“All systems performed with high availability and reliability, and that was essential, without a doubt, to the success of the program,” said Michiko Minty, head of the Accelerator Division. “This run pushed the limits and was extraordinarily challenging because it had never been done before 2020. LEReC enabled science that could probably not otherwise have been done in a reasonable amount of time.”
C-AD made additional upgrades to deliver more intense beams and maximize collision rates.
Physicists in the STAR experiment collaboration met their goal earlier than projected in RHIC Run 21 at the lowest energy of BES-II, reaching 98 million collisions in 13 weeks instead of the projected 20 weeks.
Application of the third-harmonic radio frequency (RF) cavities installed in the RHIC rings raised the capacity to accommodate much higher beam intensity. These RF cavities create electromagnetic fields that help flatten the longitudional profile of the bunches to reduce the peak bunch intensity while keeping the ions tightly packed.
A bunch-by-bunch damper system also helped nudge spreading ion bunches back toward the center of the beam pipe.
“The collaboration between C-AD and STAR was extremely smooth,” said Brookhaven Lab accelerator physicist Chuyu Liu, the run coordinator. “We worked closely together to solve a few technical issues, resulting in performance improvements. We never stopped making improvements to the collider and LEReC and the beam injectors. When we look at data showing the performance during the run, we did better and better every day.”
COVID-19 also added to the challenge this year. But the collaboration members successfully navigated safety protocols and adjusted to a “new normal” with limited crews on site.
“C-AD delivered a good beam, which we used efficiently, and the detector worked well,” said STAR run coordinator J.H. Lee, “Everything was in harmony.”
Beyond the BES-II finale
With BES-II wrapped, physicists had beam time to devote to other priorities laid out in the proposed beam user request for Run 21. They also achieved an extra, but important, physics goal.
As one of the additional priorities for Run 21, physicists ran collisions between oxygen ions. Over RHIC’s lifetime, experiments have included collisions between a range of heavy ions with other heavy ions, heavy with light, and intermediate elements. The oxygen-on-oxygen collisions represent a new species combination for the RHIC program. Oxygen is an intermediate element that is relatively light—much lighter than gold ions, explained C-AD chair Wolfram Fischer. So this dataset offers another comparison to use in the quest for more information on the building blocks of matter.
In an exciting end to the run, RHIC scientists also had time for collisions between gold nuclei and deuterons—nuclei that consist of one proton and one neutron. Scientists will compare measurements collected in this run with data captured by the PHENIX and STAR detectors in previous deuteron-gold collisions, making use of significant upgrades in STAR that have taken place since.

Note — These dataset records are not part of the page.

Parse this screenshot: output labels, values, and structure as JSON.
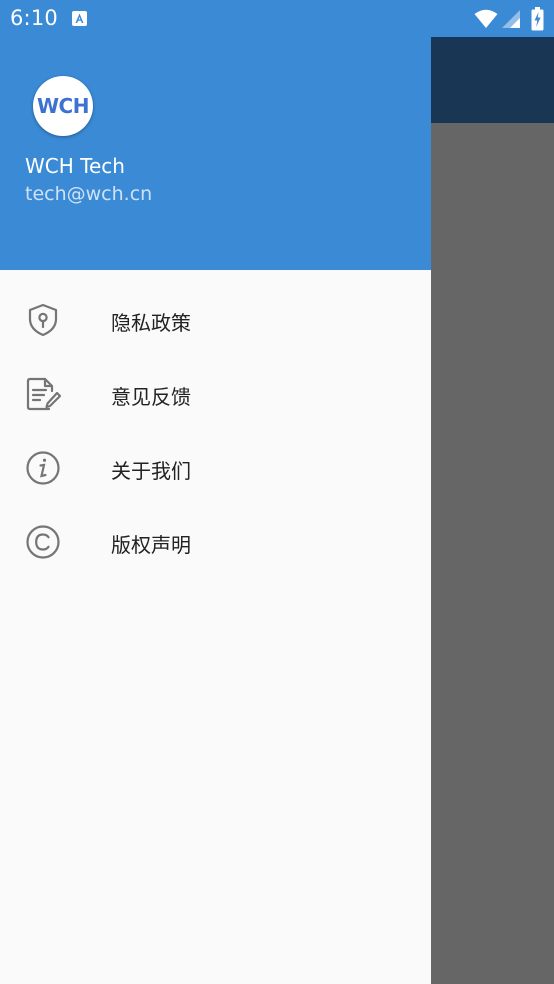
{
  "status_bar": {
    "time": "6:10",
    "icons": [
      "a-notification-icon",
      "wifi-icon",
      "signal-icon",
      "battery-charging-icon"
    ]
  },
  "drawer": {
    "header": {
      "avatar_text": "WCH",
      "user_name": "WCH Tech",
      "user_email": "tech@wch.cn"
    },
    "items": [
      {
        "label": "隐私政策",
        "icon": "shield-keyhole-icon"
      },
      {
        "label": "意见反馈",
        "icon": "feedback-document-edit-icon"
      },
      {
        "label": "关于我们",
        "icon": "info-icon"
      },
      {
        "label": "版权声明",
        "icon": "copyright-icon"
      }
    ]
  },
  "colors": {
    "header_blue": "#3a8ad6",
    "toolbar_dim": "#193755",
    "scrim_gray": "#666666",
    "drawer_bg": "#fafafa",
    "icon_gray": "#757575"
  }
}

This is especially important with four more years left before RHIC’s experimental program is set to close out to focus on the transition to the EIC.
"RHIC is in a state now where the end is visible,” Fischer said. “The available beam time becomes less and less over time and in that sense becomes more precious. We may never be able to repeat some things we do now.”
RHIC is funded by the DOE Office of Science.
Brookhaven National Laboratory is supported by the Office of Science of the U.S. Department of Energy. The Office of Science is the single largest supporter of basic research in the physical sciences in the United States and is working to address some of the most pressing challenges of our time. For more information, visit science.energy.gov.
2021-19079 | INT/EXT | Newsroom